Watch Mail Call every week if you know what's good for you, scumbag,
hosted by R. Lee Ermey of Full Metal Jacket
(movie available on video and DVD)
Previous History Channel primetime listings:
Official HistoryChannel.com Homepage
From the invention of the electric battery in 1800 to the murdered remains of missing Washington intern Chandra Levy being discovered in a Washington D.C. park*, find out what happened when with our exclusive History of the World Timeline!
GO TO: HistoryChannel.com/worldtimeline
A&E Prime Time listings for this month
Find out more about any topic any time, including this day in history (your choice of decade), with our Best Search in History: www.historychannel.com

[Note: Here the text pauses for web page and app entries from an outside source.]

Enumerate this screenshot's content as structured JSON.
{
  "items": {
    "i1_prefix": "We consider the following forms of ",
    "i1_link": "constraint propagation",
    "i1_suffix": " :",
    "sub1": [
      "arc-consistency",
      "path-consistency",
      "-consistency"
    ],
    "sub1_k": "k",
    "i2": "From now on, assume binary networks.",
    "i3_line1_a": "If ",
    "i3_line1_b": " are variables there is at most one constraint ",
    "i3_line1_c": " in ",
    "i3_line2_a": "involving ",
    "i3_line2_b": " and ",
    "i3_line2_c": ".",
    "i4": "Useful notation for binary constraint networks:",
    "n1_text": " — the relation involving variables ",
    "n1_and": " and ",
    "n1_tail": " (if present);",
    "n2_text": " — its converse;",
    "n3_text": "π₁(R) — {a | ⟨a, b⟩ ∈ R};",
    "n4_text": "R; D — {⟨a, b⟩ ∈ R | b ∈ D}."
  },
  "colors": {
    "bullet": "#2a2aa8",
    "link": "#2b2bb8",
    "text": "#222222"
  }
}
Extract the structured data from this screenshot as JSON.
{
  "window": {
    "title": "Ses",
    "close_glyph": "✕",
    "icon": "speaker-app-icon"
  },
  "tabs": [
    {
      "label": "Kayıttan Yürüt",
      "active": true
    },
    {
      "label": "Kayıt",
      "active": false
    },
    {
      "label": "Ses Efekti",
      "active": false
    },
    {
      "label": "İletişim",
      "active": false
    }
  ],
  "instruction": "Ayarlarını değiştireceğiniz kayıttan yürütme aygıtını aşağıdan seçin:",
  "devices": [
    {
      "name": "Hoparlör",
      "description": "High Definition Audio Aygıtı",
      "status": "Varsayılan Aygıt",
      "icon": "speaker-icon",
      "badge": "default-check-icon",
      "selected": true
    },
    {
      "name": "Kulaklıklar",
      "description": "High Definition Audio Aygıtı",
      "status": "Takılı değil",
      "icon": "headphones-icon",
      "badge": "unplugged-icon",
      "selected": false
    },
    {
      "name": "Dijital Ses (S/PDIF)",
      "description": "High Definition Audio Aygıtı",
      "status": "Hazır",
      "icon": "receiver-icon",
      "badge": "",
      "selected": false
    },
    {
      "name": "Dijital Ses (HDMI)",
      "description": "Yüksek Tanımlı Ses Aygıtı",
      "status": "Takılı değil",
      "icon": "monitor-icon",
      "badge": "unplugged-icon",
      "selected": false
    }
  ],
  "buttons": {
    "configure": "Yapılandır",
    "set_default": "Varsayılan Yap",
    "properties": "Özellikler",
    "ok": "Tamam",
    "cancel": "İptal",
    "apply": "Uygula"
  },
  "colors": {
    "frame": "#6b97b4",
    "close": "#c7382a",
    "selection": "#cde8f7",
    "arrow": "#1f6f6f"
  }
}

See if your favorite person, TV series or
motion picture is available on video:
Visit Amazon.com's Jame Bond store!
Our James Bond movies page
MonsterVision's Movies Recommendations on TV & Cable for today